Friday, October 3

Shame on Congress; Shame on the Media

I'm one of those people who got one of those infamous loans for low income people.

Our youngest son is severely retarded/autistic -- his temporal lobes didn't form properly at birth so he is terribly handicapped. For quite a few years he was in an institution because we couldn't handle him at home but the ACLU brought a lawsuit that closed the institution and put him out into the community. He can't look after himself so he has five staff members who look after him 24-7. It is crucial to his well-being that he be in a highly structured environment.

For many years we tried roommates -- trying to cut costs -- but that didn't work out. During those years he rented homes but every other year or so he wound up having to move: Owners wanted more rent, or wanted to sell the house, . . . lots of reasons. So we decided to buy a small house for him so he wouldn't have to move again.

Thanks to a program through the US Dept. of Agriculture we found a small house on a large lot in the country. He moved in and has lived there -- happily ever after -- for the past three years. He has never missed a payment on his loan. He never will because we planned this carefully in his budget.

The reason I'm writing this is that this is an example of the good that kind of lending has done. Not ALL mortgage holders default on loans to low-income individuals. Those loans have done a lot of good for a lot of people who otherwise would not have had their own home.

One statistic says that only 1% of the nation's homeowners are in default. That's not a huge amount -- if they were irresponsible and tried to have homes that were too expensive they should lose them.

Of course I also believe that the loan officers AND the real estate agents who promoted those loans should be held responsible as well.

But frankly, I suspect that the Great and Powerful Media (and Stupid Congress) have misled us again. They've been crying wolf and hollering that the sky is falling because it sells TV time and newspapers.

The sad thing about it is that other low-income folks who would be responsible home owners probably won't have a chance, thanks to all this hysteria. That's a terrible shame.

Thursday, October 2

ABC, CNN, NBC and the First Amendment

We wouldn't want to claim that CNN, ABC and/or NBC are closed-minded, now would we? Or that they don't allow fair and open discussion on their sites? Of course not.

Then why is it that if you vote in a poll that you believe Sarah Palin won the debate, your vote doesn't register?

And why is it that if you blog the reasons you believe Sarah beat Ol' Joe, the blog doesn't post BUT if you try blogging in favor of Obama (so, I lied), it does?

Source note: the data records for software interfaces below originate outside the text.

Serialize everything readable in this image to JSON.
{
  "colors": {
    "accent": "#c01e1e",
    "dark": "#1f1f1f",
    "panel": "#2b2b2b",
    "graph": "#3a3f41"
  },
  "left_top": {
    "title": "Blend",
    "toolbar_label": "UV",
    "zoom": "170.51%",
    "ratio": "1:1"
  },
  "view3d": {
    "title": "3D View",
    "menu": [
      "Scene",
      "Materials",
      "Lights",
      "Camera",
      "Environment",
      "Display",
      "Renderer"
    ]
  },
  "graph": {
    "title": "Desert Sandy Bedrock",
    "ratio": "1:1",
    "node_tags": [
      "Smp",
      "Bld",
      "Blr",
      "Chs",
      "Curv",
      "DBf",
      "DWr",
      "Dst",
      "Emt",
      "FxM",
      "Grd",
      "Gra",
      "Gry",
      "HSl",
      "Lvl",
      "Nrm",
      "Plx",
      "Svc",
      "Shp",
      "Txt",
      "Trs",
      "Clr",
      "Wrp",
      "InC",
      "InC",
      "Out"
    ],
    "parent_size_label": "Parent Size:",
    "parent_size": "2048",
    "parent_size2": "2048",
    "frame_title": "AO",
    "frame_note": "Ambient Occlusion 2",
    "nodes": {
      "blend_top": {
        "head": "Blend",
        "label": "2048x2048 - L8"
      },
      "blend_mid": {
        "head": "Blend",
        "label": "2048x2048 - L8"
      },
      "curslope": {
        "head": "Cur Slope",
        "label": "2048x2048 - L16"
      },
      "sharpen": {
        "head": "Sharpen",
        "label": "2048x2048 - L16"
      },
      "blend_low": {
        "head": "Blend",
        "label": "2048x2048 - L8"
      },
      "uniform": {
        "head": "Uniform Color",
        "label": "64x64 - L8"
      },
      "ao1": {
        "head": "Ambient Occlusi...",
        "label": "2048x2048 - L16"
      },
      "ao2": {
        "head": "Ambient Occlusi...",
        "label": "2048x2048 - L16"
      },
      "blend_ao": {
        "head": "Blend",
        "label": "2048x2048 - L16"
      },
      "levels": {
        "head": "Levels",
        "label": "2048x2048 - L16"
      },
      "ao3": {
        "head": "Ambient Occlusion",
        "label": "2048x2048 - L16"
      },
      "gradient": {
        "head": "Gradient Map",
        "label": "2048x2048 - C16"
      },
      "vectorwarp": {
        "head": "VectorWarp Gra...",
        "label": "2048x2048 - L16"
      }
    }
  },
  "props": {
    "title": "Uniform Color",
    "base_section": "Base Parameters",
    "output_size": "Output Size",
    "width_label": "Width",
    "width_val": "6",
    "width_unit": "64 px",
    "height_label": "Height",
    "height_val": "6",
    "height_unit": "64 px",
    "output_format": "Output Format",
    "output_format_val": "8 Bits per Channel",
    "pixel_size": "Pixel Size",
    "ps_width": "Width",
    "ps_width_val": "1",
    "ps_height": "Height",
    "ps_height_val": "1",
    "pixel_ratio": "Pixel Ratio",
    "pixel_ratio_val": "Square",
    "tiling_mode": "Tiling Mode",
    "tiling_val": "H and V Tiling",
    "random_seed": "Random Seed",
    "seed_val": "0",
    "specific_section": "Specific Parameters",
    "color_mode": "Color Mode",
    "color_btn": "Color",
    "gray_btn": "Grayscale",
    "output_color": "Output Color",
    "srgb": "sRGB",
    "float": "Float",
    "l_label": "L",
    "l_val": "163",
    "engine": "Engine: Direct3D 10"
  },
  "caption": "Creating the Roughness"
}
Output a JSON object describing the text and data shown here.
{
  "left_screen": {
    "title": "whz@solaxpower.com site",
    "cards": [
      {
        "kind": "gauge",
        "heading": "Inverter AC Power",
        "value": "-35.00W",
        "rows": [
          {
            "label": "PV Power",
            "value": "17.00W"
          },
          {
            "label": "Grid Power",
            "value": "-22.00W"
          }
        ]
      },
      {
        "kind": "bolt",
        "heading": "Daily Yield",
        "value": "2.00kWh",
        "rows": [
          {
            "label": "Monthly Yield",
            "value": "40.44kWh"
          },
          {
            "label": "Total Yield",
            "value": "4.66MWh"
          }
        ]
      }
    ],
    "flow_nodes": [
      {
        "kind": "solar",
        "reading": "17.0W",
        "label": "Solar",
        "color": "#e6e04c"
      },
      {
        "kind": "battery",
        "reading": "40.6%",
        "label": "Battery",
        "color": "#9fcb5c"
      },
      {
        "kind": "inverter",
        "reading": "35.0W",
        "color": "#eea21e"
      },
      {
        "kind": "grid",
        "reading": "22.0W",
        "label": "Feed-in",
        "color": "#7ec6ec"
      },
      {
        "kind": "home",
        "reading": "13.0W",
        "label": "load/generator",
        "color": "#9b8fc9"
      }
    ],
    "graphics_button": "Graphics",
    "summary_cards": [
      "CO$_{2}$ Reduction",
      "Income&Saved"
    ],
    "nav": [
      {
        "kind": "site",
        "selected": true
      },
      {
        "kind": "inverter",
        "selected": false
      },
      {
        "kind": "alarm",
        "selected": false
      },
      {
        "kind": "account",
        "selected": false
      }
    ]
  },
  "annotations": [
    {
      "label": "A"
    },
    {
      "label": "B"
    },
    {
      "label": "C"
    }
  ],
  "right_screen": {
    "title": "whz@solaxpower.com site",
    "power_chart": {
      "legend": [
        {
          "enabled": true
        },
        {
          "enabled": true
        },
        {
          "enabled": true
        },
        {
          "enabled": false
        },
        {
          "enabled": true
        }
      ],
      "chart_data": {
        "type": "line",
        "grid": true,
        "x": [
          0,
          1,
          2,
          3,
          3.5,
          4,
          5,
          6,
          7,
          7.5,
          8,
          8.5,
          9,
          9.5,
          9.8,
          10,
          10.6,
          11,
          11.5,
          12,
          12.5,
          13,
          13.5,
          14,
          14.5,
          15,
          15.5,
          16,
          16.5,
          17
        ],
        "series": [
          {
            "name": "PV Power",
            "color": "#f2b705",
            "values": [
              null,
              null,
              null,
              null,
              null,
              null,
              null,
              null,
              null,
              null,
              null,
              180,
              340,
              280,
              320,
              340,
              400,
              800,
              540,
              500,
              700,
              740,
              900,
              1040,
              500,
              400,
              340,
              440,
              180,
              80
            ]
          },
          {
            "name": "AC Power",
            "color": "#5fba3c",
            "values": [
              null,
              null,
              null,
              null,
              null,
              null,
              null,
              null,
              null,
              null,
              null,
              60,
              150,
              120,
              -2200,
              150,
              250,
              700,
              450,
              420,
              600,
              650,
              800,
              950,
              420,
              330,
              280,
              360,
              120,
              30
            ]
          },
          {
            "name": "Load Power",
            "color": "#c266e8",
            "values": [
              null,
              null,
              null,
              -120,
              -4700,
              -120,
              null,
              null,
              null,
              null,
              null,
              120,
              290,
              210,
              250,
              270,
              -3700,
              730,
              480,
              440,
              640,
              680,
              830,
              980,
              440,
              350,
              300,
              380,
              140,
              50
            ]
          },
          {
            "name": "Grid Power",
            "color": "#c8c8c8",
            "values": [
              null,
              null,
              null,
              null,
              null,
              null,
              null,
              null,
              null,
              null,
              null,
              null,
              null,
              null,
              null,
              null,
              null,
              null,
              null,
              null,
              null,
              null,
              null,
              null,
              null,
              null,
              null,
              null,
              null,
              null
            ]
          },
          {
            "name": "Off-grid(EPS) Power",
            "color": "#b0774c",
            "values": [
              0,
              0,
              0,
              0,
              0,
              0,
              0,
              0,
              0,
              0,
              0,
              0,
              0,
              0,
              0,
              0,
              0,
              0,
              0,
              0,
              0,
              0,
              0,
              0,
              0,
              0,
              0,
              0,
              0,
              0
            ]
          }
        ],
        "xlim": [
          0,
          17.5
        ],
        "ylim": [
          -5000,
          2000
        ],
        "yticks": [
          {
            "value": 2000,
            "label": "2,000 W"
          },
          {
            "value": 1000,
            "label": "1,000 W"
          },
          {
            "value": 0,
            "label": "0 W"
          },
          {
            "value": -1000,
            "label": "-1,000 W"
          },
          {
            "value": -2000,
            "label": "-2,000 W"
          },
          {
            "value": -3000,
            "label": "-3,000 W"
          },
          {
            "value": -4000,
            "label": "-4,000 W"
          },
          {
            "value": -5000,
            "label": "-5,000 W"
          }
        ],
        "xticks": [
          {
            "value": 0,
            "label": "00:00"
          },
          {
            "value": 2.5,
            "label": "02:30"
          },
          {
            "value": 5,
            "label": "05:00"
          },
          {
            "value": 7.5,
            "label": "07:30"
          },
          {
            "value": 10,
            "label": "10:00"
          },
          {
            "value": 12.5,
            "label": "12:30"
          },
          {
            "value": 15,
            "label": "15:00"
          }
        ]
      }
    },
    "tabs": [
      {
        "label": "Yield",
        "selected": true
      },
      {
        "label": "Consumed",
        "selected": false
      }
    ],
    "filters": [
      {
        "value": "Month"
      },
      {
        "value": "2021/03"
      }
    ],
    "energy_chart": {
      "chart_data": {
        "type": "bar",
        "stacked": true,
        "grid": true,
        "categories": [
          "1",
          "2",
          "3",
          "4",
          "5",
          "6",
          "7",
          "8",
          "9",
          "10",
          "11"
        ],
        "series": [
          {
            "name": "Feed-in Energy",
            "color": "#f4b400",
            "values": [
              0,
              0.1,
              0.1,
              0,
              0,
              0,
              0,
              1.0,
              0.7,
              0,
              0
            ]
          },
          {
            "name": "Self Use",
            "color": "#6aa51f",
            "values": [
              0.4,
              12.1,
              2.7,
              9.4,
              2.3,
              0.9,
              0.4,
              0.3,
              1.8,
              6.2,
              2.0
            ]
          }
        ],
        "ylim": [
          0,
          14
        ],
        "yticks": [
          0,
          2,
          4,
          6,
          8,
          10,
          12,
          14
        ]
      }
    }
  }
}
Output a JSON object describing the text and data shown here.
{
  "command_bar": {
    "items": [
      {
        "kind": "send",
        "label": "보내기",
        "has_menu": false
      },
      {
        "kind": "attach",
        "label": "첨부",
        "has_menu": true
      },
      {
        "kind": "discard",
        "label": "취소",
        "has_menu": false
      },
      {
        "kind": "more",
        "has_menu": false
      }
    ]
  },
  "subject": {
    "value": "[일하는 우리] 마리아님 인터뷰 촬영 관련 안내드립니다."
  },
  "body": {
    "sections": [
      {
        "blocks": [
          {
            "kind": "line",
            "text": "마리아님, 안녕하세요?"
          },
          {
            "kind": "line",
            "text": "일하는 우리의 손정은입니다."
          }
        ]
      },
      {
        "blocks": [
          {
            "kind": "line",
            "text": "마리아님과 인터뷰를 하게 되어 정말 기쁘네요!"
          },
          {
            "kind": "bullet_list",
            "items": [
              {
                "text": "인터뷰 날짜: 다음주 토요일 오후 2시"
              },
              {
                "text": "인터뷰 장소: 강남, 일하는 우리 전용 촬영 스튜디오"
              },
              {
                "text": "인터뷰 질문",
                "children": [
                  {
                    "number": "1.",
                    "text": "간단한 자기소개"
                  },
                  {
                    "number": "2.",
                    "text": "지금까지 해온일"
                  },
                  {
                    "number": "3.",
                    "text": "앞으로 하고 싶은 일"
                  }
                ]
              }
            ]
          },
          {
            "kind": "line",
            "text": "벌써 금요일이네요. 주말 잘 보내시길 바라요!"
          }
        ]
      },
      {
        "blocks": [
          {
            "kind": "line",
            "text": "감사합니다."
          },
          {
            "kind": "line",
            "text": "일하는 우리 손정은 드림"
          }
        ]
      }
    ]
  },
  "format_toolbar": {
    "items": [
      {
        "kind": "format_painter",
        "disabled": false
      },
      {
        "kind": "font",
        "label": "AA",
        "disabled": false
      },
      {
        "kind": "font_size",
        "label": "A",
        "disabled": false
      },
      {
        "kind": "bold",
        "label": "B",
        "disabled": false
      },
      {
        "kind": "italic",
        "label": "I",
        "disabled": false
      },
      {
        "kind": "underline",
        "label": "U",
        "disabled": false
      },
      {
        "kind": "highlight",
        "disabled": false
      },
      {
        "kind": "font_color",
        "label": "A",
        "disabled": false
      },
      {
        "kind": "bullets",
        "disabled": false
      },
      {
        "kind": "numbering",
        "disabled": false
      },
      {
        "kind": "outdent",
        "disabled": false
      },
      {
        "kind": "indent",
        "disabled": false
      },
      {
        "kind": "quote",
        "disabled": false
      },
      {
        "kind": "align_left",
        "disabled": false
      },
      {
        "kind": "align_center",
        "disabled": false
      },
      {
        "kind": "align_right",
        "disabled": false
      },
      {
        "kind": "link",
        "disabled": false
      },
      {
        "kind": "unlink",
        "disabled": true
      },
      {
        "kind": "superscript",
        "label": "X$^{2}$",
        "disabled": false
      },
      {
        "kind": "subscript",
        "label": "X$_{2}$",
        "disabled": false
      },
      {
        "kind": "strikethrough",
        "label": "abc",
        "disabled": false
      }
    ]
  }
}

It's one thing to be "in the tank" for Obama -- it's quite another to refuse discussion. But it's obvious that to the networks free speech is for everyone who agrees with them and everyone else can sit down and shut up.